21. 67 F.4th at 1237. The Tenth Circuit also made the same point in David P. v. United Healthcare Ins. Co., 77 F.4th 1293, 1308 n.11 (10th Cir. 2023).

22. 29 C.F.R. § 2560.503-1(g)(1)(vii)(A)(i).

23. Ian C. v. UnitedHealthcare Ins. Co., 87 F.4th 1207 (10th Cir. 2023).

24. 88 FR 51552 (August 3, 2023).

25. 29 U.S.C. § 1185a.

26. E.W. v. Health Net Life Ins. Co., 86 F.4th 1265 (10th Cir. 2023).

27. 86 F.3d at 1283.

28. 86 F.3d at 1286.

29. “Long COVID Now Looks like a Neurological Disease, Helping Doctors to Focus Treatments,” Scientific American (Mar. 1, 2023).

30. Abrams v. Unum Life Ins. Co. of Am., 646 F. Supp.3d 1061 (W.D. Wash. 2022).

31. The author served as a member of the ERISA Advisory Council in 2023. The views expressed in this article are the author’s own views and not those of the Council, although the Council’s recommendations are quoted verbatim.

32. The USDOL will soon issue an Advisory Council Report. at

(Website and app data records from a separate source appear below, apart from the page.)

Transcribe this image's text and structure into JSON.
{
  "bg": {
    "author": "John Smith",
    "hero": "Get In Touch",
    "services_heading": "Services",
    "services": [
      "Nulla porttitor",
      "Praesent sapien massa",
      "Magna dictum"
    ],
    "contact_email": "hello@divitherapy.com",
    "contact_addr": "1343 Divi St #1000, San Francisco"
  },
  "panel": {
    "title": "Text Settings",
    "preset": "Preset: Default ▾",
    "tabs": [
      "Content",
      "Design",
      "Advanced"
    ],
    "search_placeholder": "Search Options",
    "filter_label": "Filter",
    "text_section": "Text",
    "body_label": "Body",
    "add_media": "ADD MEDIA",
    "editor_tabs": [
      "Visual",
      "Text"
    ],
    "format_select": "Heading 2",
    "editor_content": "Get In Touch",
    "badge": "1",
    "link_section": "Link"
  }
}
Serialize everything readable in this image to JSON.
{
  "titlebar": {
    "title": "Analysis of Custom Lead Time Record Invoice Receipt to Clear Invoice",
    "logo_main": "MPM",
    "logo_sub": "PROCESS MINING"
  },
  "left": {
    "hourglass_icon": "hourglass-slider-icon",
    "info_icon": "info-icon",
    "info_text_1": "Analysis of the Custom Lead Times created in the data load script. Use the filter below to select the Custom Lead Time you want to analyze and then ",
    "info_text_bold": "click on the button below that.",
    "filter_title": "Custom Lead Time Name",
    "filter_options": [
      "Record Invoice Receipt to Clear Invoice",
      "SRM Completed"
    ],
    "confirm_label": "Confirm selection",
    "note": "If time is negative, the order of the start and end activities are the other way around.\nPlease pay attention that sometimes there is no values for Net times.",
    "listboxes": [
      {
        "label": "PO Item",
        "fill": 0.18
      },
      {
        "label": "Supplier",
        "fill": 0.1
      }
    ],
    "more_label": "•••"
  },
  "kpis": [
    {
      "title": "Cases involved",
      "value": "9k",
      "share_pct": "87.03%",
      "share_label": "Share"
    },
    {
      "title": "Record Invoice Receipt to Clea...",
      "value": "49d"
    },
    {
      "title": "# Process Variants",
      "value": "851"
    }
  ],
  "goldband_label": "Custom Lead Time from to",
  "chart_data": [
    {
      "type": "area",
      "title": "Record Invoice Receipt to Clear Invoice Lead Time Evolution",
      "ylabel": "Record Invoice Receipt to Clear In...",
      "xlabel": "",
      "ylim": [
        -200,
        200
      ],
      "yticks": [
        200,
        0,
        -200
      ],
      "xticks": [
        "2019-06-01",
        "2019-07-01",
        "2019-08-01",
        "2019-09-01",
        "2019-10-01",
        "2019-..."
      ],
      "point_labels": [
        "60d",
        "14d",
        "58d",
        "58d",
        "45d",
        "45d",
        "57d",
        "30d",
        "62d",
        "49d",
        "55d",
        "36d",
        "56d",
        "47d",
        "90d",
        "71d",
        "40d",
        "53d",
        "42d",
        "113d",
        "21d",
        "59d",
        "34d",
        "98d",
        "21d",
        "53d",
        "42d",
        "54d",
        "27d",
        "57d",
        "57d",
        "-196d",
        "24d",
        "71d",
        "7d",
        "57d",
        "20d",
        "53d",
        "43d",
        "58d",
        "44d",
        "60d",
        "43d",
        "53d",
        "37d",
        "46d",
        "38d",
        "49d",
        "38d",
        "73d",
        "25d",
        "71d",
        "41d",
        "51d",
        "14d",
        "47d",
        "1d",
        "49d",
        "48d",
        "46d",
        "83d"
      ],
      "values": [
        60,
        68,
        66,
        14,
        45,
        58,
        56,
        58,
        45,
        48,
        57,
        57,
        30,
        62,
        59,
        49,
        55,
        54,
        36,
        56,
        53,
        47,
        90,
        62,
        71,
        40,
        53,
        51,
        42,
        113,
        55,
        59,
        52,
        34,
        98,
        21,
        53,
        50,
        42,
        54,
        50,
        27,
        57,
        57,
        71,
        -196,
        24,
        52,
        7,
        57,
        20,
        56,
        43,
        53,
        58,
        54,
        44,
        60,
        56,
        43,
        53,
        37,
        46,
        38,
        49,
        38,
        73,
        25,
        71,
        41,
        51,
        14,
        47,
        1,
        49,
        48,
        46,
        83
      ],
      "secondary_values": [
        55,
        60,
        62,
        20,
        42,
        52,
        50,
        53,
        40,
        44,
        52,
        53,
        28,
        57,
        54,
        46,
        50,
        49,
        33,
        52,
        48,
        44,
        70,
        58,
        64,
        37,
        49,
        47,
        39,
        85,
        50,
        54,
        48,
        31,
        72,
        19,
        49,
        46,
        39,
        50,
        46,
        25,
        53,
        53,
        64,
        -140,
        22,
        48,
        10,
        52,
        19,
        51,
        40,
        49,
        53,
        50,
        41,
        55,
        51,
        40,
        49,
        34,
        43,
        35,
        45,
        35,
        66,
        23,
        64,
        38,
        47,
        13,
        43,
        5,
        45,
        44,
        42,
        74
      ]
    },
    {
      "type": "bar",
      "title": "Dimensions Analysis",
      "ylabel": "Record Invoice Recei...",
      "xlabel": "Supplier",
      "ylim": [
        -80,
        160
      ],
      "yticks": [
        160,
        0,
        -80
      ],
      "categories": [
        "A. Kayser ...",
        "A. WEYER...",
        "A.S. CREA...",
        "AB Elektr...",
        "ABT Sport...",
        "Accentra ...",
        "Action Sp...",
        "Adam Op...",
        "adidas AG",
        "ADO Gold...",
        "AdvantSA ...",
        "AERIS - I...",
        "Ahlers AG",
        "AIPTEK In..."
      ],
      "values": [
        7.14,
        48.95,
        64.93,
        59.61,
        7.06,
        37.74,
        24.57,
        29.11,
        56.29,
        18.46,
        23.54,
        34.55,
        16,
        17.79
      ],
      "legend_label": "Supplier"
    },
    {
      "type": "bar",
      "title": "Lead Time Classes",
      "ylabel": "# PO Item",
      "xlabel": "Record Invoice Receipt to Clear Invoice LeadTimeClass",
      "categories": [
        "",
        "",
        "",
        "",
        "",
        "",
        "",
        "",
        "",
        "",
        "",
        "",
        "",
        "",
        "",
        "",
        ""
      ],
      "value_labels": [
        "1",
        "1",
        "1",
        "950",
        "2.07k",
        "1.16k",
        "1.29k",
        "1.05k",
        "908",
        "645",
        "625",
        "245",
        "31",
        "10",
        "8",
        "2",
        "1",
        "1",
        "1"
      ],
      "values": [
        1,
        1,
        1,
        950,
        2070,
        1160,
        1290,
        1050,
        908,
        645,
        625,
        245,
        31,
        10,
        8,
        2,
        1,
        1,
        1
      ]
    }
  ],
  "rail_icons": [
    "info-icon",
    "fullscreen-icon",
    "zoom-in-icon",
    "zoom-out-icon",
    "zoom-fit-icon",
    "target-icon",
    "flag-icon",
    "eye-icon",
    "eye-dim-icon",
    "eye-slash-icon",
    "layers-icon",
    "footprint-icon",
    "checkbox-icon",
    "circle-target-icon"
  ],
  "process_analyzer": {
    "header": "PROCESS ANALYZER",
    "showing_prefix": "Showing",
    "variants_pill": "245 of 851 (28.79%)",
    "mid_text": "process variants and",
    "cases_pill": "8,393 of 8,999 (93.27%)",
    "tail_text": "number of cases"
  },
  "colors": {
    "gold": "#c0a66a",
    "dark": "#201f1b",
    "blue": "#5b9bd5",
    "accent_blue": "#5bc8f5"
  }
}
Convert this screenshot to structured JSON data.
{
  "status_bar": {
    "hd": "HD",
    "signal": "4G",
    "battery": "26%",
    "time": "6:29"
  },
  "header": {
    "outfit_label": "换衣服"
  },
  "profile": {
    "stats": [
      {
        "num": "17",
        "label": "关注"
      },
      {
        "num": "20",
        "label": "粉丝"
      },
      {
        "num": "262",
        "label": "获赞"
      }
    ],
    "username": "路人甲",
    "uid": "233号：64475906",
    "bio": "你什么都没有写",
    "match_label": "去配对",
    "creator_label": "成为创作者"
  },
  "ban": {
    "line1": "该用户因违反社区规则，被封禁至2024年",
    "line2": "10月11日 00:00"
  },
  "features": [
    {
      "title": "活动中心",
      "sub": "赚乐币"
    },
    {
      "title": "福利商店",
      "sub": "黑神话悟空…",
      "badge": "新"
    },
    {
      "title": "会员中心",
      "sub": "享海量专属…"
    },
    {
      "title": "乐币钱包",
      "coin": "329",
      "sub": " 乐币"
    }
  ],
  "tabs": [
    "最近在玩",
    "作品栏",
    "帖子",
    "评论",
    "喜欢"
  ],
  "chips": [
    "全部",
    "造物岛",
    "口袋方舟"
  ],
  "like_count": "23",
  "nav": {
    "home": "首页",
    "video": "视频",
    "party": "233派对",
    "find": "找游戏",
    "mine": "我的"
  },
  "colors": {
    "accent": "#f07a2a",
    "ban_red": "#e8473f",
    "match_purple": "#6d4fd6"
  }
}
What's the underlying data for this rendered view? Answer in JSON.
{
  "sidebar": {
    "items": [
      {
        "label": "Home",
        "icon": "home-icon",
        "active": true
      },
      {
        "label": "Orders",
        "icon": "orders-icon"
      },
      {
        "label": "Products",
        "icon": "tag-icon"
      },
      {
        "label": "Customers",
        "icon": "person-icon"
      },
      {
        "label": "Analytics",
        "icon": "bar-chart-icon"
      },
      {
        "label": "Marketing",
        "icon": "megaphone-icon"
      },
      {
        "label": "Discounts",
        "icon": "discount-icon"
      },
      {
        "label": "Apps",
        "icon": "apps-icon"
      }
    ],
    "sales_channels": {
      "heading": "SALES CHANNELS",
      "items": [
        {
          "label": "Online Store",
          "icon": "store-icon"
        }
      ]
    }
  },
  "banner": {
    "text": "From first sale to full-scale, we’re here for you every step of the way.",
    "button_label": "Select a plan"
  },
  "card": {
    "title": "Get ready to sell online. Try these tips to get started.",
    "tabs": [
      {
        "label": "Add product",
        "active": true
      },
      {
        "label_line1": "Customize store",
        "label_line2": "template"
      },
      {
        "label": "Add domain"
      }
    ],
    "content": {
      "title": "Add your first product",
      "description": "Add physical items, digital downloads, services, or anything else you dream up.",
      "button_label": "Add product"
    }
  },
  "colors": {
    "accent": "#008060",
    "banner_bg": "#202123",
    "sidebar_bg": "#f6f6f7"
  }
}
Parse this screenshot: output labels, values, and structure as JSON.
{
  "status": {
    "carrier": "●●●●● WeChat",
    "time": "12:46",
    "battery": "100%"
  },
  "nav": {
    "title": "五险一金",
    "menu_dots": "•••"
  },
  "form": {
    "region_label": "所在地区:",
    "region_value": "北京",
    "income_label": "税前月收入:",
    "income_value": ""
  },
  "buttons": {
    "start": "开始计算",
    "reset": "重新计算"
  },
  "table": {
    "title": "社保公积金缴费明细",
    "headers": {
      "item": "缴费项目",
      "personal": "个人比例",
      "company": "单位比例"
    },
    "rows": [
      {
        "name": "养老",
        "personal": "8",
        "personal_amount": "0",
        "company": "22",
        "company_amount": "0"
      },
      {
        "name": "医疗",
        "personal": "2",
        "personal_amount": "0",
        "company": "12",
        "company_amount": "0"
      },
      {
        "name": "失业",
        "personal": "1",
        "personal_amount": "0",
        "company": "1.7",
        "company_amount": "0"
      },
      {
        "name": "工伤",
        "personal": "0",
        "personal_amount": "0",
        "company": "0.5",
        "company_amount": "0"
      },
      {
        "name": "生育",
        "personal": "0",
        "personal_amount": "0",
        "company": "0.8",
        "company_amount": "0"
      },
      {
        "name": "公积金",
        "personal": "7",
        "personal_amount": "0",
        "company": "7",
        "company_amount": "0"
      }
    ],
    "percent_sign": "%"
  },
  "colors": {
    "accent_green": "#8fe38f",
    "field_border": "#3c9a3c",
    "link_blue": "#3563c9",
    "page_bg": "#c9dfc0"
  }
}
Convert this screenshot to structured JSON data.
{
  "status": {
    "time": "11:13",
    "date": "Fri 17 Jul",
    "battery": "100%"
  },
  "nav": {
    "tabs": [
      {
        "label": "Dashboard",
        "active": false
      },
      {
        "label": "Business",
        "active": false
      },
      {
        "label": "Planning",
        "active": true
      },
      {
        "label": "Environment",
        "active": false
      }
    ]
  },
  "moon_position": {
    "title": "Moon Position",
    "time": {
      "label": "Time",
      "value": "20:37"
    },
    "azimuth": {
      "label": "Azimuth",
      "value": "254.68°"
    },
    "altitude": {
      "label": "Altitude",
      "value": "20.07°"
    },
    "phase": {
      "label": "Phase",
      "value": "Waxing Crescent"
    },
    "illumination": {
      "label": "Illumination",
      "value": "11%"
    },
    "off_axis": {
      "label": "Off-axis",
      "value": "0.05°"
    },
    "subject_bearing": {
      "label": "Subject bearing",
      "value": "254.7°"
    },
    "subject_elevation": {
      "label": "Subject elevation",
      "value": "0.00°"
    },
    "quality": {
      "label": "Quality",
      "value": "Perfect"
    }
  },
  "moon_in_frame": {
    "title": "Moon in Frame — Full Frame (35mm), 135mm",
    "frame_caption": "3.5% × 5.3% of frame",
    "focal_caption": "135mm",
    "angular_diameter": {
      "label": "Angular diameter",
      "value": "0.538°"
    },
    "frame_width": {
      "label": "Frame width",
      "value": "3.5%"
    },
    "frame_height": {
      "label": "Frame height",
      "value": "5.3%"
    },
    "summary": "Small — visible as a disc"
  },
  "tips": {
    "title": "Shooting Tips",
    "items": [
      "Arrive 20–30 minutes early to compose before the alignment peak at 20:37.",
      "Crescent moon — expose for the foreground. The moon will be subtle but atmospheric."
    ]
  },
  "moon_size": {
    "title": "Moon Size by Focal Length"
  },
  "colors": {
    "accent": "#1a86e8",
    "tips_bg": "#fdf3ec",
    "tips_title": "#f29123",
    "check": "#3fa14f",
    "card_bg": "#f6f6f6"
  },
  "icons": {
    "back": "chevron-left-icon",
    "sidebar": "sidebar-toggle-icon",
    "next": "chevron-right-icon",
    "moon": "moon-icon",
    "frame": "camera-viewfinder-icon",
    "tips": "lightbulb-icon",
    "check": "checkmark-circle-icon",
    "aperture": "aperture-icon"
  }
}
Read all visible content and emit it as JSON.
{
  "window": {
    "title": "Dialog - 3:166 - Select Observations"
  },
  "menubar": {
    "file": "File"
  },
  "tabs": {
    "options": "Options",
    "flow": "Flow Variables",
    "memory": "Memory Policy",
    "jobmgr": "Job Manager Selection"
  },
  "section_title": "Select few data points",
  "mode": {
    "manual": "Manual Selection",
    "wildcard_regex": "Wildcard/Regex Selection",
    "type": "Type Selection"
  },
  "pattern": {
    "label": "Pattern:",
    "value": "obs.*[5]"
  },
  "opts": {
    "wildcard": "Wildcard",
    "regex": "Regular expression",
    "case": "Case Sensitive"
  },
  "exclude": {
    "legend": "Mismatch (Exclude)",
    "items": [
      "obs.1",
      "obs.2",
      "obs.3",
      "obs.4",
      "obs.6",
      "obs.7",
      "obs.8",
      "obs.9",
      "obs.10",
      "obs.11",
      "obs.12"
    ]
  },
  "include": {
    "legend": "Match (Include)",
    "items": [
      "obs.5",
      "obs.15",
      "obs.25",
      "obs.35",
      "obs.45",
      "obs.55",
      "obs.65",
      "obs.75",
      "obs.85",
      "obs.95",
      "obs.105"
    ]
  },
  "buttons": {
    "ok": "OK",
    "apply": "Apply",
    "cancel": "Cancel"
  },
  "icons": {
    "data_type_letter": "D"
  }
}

33. “Sun Life U.S. Calls for Mental Health Parity in Disability Insurance,”

34. See, DeBofsky, “ERISA Litigation is a Hot Mess– What Can be Done?” 23 Bender’s Labor & Employment Bulletin 231 (October 2023).

35. Tranbarger v. Lincoln Life & Ann. Co., 68 F.4th 311 (6th Cir. 2023).

36. Federal Rules of Civil Procedure, Rules 1 and 2.

37. Perry v. Simplicity Eng’g, 900 F.2d 963, 966 (6th Cir. 1990).

38. Wilkins v. Baptist Healthcare System, Inc., 150 F.3d 609 (6th Cir. 1998).

39. United States v. Tsarnaev, 142 S. Ct. 1024, 212 L. Ed. 2d 140 (2022).

40. Firestone Tire & Rubber Co. v. Bruch, 489 U.S. 101 (1989).

41. 68 F.4th at 323.

42. Harrison v. Envision Mgmt. Holdings, Inc., 59 F.4th 1090 (10th Cir. 2023), cert. denied, Argent Trust Co. v. Harrison, 2023 U.S. LEXIS 4091 (U.S., October 10, 2023).

43. See, e.g., Smith v. Bd. of Directors of Triad Mfg., 13 F.4th 613 (7th Cir. 2021).

44. 29 U.S.C. § 1132(a)(2).

Related Articles

Verizon Benefits Ruling Clears up Lien Burden of Proof

Verizon Benefits Ruling Clears up Lien Burden of Proof

On Jan. 29, a judge in the U.S. District Court for the District of Rhode Island recently wrote an opinion in a sort of "man bites dog" Employee Retirement Income Security Act case, Verizon Sickness & Accident Disability Benefit Plan v. Rogers.[1] Rather than the...

Reservation of Rights: Disability Insurance Claimant Guide

Reservation of Rights: Disability Insurance Claimant Guide

Applicants for disability insurance can often receive a mystifying response to their claim for benefits, an approval under a “reservation of rights.” After submitting a claim and providing a treating doctor’s certification of disability along with other medical evidence supporting a favorable claim determination, the expectation is that the claim will be approved. […]